What you should do:
Copy all lines of the listing that include the string "state".

Information supplied:
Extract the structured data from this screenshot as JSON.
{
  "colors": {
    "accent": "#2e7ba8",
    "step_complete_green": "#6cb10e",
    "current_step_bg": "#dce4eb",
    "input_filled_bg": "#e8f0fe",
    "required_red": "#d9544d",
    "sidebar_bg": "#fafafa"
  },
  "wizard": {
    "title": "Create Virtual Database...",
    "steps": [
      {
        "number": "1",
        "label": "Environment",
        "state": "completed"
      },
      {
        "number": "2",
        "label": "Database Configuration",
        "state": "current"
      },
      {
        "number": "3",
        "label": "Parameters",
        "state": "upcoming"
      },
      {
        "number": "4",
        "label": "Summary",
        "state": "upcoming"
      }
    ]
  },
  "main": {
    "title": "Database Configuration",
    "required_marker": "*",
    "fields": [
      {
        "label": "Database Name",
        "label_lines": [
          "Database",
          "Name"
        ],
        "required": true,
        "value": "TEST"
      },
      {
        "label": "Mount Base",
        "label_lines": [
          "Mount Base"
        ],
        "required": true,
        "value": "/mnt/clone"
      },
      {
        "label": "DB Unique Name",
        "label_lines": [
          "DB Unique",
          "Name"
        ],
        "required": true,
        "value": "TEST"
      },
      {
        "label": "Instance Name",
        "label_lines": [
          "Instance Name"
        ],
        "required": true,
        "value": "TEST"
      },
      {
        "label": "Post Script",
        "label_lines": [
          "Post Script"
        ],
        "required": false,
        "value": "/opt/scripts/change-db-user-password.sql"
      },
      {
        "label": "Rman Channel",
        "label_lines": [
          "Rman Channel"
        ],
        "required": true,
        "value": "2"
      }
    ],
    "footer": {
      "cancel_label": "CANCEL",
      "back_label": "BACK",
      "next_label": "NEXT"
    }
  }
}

Answer to this exercise:
        "state": "completed"
        "state": "current"
        "state": "upcoming"
        "state": "upcoming"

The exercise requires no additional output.